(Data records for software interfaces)

——

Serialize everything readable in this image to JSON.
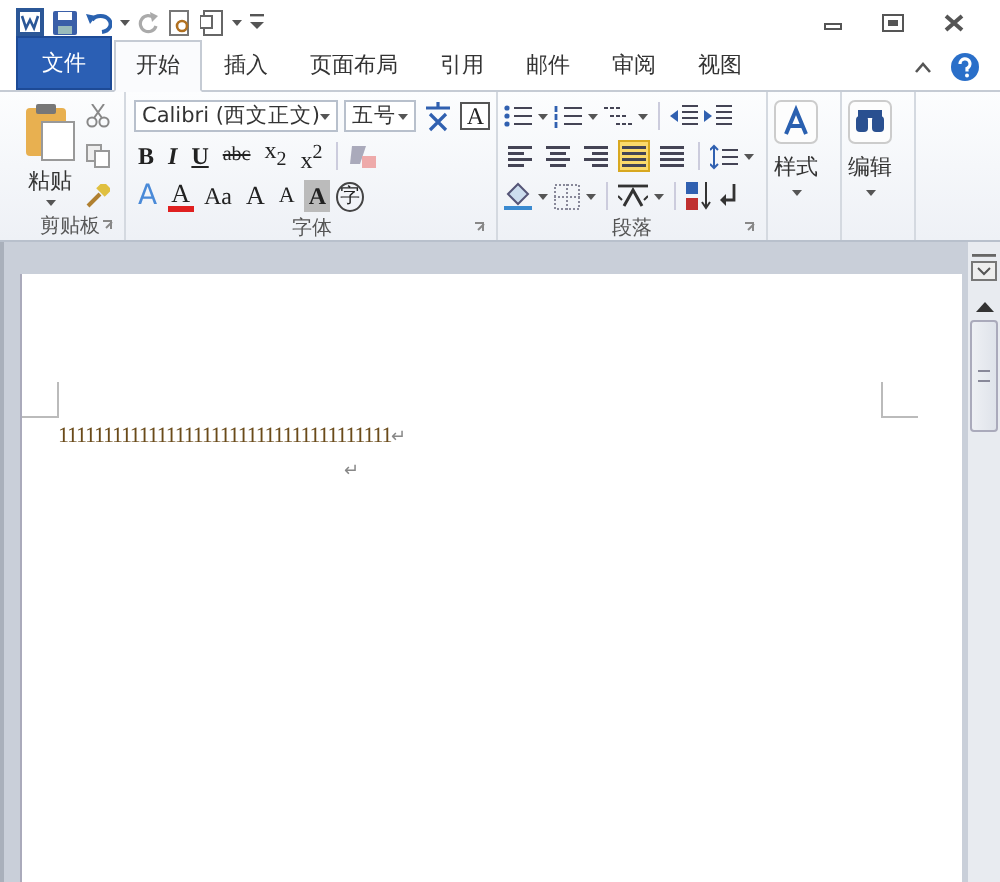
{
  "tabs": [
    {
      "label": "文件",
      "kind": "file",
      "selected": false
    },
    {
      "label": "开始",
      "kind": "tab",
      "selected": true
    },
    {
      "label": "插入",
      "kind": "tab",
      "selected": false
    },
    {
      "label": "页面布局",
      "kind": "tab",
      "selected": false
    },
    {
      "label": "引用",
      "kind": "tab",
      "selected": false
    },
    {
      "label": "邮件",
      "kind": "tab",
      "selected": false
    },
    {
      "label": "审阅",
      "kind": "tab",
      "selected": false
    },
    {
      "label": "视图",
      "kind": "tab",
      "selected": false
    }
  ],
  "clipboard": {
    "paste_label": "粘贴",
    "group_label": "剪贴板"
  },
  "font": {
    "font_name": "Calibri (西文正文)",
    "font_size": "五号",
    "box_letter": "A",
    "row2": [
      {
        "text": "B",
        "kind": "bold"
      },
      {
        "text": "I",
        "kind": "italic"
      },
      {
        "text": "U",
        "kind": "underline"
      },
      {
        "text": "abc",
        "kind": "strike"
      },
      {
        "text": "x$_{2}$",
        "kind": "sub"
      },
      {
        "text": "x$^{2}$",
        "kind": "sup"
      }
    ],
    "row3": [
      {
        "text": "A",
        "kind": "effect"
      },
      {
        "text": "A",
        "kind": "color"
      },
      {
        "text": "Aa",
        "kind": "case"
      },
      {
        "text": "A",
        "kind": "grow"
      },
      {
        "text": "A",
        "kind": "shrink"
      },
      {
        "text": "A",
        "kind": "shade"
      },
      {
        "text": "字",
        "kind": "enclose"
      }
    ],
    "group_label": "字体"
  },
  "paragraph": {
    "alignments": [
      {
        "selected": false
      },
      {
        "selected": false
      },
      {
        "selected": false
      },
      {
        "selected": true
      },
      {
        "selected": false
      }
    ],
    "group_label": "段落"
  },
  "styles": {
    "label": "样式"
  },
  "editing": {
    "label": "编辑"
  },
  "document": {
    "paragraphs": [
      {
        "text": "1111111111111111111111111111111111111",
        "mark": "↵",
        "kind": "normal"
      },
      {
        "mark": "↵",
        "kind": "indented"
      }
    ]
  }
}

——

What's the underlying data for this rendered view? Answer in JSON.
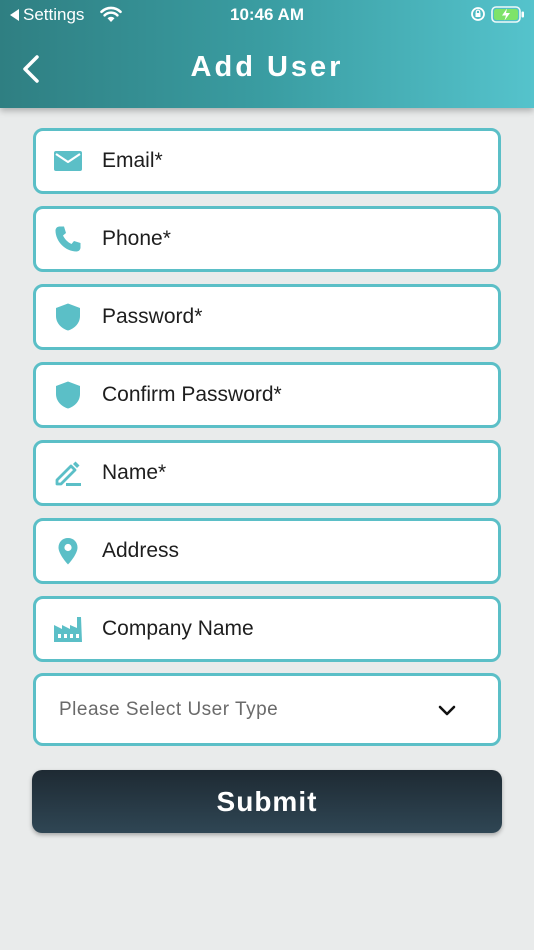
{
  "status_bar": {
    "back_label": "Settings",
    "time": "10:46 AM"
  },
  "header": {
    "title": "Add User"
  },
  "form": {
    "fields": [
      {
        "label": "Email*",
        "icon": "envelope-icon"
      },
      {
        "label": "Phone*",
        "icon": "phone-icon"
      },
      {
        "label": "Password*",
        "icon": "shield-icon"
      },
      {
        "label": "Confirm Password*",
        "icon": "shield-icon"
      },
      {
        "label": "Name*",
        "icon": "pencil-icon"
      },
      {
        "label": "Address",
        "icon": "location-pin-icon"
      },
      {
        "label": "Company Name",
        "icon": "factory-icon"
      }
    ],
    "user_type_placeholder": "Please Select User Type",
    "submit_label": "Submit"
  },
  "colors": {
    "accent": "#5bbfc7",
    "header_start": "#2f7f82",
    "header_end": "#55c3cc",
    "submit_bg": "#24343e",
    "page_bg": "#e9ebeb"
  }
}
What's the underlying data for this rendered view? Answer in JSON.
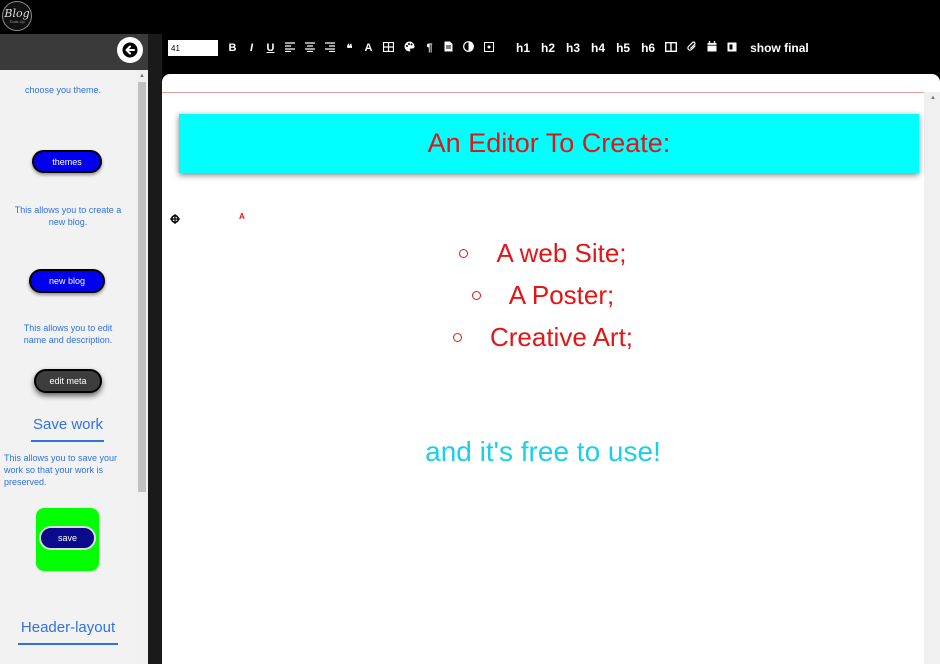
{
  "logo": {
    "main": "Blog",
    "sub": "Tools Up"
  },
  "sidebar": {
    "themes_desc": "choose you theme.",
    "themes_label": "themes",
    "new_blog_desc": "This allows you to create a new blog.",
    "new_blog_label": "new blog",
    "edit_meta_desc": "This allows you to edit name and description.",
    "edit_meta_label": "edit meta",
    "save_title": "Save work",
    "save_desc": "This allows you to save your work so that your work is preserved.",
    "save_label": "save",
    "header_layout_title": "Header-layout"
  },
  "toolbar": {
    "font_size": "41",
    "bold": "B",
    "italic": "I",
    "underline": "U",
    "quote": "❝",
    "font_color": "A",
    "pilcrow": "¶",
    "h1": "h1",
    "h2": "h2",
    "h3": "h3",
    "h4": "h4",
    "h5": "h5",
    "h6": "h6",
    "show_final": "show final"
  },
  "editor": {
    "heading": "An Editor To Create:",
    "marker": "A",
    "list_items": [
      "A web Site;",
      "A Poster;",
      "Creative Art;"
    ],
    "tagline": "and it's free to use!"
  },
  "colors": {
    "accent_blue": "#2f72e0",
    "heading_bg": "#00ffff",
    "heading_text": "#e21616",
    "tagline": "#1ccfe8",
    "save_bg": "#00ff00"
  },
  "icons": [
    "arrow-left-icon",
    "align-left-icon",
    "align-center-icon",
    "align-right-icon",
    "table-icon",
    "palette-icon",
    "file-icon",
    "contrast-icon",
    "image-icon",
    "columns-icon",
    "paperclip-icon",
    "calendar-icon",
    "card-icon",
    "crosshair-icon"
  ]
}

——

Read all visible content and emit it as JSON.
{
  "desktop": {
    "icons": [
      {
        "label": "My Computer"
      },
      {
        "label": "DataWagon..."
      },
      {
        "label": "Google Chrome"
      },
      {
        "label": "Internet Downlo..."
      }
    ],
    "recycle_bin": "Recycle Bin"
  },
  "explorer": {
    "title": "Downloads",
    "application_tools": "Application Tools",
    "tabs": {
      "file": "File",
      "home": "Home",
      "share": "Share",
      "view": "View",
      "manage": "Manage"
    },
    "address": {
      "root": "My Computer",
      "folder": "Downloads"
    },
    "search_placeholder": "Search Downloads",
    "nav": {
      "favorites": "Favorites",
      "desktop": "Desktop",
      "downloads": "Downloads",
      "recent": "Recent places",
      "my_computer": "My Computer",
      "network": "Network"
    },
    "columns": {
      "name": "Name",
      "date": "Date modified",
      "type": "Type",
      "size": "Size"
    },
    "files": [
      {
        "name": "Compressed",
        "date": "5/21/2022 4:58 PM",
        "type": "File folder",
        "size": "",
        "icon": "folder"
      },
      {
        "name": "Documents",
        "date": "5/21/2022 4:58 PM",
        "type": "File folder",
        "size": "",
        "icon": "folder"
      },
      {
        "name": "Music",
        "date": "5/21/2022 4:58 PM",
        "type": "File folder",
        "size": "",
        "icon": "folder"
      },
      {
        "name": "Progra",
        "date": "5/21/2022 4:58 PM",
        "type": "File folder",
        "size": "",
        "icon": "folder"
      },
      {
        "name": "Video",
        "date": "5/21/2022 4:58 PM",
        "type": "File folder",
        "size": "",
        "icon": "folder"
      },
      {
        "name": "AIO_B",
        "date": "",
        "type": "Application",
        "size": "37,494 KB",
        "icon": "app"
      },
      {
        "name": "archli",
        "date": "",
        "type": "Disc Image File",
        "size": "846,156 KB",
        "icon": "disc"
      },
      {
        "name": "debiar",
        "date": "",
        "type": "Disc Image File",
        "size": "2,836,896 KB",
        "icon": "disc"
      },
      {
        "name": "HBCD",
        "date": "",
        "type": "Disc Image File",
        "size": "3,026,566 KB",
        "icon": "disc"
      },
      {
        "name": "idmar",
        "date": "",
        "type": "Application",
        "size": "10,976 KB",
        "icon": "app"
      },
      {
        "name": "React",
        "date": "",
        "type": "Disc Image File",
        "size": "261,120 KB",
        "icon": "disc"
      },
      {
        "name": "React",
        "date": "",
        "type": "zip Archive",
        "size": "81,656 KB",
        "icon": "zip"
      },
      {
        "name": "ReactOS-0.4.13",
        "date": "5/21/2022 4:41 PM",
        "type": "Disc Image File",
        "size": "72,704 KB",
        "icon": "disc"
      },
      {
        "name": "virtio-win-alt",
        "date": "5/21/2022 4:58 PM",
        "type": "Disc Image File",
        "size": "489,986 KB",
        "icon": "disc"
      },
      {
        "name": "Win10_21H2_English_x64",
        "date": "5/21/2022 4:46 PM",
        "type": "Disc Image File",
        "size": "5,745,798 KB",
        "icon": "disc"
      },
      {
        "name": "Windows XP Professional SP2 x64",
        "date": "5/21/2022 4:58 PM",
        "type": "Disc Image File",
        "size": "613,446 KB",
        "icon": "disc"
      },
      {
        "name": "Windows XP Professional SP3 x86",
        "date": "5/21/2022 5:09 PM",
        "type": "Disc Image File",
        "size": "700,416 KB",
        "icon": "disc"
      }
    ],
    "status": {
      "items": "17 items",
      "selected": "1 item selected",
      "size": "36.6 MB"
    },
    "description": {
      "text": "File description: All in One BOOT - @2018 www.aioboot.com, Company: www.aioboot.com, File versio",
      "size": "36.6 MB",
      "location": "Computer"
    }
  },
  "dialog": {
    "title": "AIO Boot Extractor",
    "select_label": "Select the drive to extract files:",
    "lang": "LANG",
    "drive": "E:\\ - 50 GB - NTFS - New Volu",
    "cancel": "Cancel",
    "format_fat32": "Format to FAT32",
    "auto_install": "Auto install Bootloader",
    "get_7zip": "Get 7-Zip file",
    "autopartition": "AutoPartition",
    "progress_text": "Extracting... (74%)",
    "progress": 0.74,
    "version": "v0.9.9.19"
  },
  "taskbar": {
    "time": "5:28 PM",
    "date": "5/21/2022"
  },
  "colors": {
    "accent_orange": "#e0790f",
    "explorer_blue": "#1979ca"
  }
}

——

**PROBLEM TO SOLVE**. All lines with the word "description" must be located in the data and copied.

**ANSWER SECTION**.
    "edit_meta_desc": "This allows you to edit name and description.",
    "description": {
      "text": "File description: All in One BOOT - @2018 www.aioboot.com, Company: www.aioboot.com, File versio",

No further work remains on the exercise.